|Irish: Loch gCál|
St Luke's Church
Loughgall shown within Northern Ireland
|Population||285 (2001 Census)|
|Irish grid reference|
|Sovereign state||United Kingdom|
|EU Parliament||Northern Ireland|
|UK Parliament||Newry and Armagh|
|NI Assembly||Newry and Armagh|
Loughgall (// lokh-GAWL; from Irish: Loch gCál, meaning "cabbage lake") is a small village, townland and civil parish in County Armagh, Northern Ireland. In the 2001 Census it had a population of 285 people.
Loughgall was named after a small nearby loch. The village is at the heart of the apple-growing industry and is surrounded by orchards.

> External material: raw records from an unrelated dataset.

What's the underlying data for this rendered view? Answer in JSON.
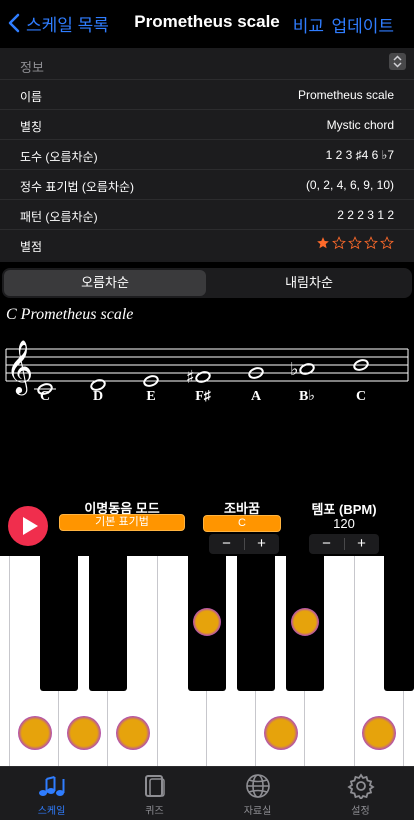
{
  "nav": {
    "back_label": "스케일 목록",
    "title": "Prometheus scale",
    "compare_label": "비교",
    "update_label": "업데이트"
  },
  "info": {
    "header": "정보",
    "rows": [
      {
        "label": "이름",
        "value": "Prometheus scale"
      },
      {
        "label": "별칭",
        "value": "Mystic chord"
      },
      {
        "label": "도수 (오름차순)",
        "value": "1 2 3 ♯4 6 ♭7"
      },
      {
        "label": "정수 표기법 (오름차순)",
        "value": "(0, 2, 4, 6, 9, 10)"
      },
      {
        "label": "패턴 (오름차순)",
        "value": "2 2 2 3 1 2"
      },
      {
        "label": "별점",
        "rating": 1,
        "max": 5
      }
    ]
  },
  "segment": {
    "ascending_label": "오름차순",
    "descending_label": "내림차순",
    "selected": "ascending"
  },
  "staff": {
    "title": "C Prometheus scale",
    "notes": [
      "C",
      "D",
      "E",
      "F♯",
      "A",
      "B♭",
      "C"
    ]
  },
  "controls": {
    "solfege_label": "이명동음 모드",
    "solfege_value": "기본 표기법",
    "transpose_label": "조바꿈",
    "transpose_value": "C",
    "tempo_label": "템포 (BPM)",
    "tempo_value": "120",
    "minus": "−",
    "plus": "+"
  },
  "tabs": [
    {
      "label": "스케일",
      "icon": "music-notes-icon",
      "active": true
    },
    {
      "label": "퀴즈",
      "icon": "cards-icon",
      "active": false
    },
    {
      "label": "자료실",
      "icon": "globe-icon",
      "active": false
    },
    {
      "label": "설정",
      "icon": "gear-icon",
      "active": false
    }
  ],
  "colors": {
    "accent": "#2f7dff",
    "play": "#f02e4d",
    "pill": "#ff9500",
    "star": "#ff6a2a"
  }
}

Along the village's main street is large set of gates leading to Loughgall Manor. An imposing building, the Manor was once the home of the Cope family who arrived as part of the Plantation of Ulster in the 17th century.
In 1795, rival sectarian gangs, the Catholic Defenders and Protestant Peep-o'-Day Boys fought a bloody skirmish called the Battle of the Diamond, that left around 80 people dead. The Orange Order was founded in Dan Winter's House, Loughgall following these events.
On 8 May 1987, eight members of the Provisional Irish Republican Army (IRA) launched an attack on the village's Royal Ulster Constabulary (RUC) base, but were intercepted by a Special Air Service (SAS) unit of twenty-five. The SAS shot dead all eight IRA men and a passing civilian. This is known as the Loughgall Ambush.
Places of interest
Loughgall Country Park is set in a 188 hectare estate of open farmland & orchards and includes an 18 hole golf course and 37-acre (150,000 m2) coarse fishery.
The NI Horticulture and Plant Breeding Station is set in the Loughgall Manor Estate, surrounded by mature woodlands and overlooking the Lough Gall. The estate was established in the late 17th century by Sir Anthony Cope of Hanwell, Oxfordshire and became the Cope family home for 350 years. In 1947 the estate was purchased from Field Marshal Sir Gerald Templer, a descendant of the original owner, by the (then) Ministry of Agriculture.
- The Cope Primary School
- There was also a Roman Catholic primary school located on the Eagralougher Road, just outside Loughgall, but due to lack of funding and low enrolment figures the school closed in June 1996.
- W. R. Rodgers (1909 – 1969), probably best known as a poet, was ordained as a Presbyterian minister in 1935 and was first appointed to Loughgall Presbyterian Church, Loughgall, where he was minister for 12 years. (Loughgall Presbyterian Church is in the townland of Cloveneden) He later gave up the ministry and became a BBC radio producer and scriptwriter. He died in California in 1969 and was buried in Loughgall.
- NI Neighbourhood Information Service
- Discover Northern Ireland
- NI Horticulture & Plant Breeding Station
- NI Conflict Archive on the Internet
- Culture Northern Ireland
|Wikimedia Commons has media related to Loughgall.|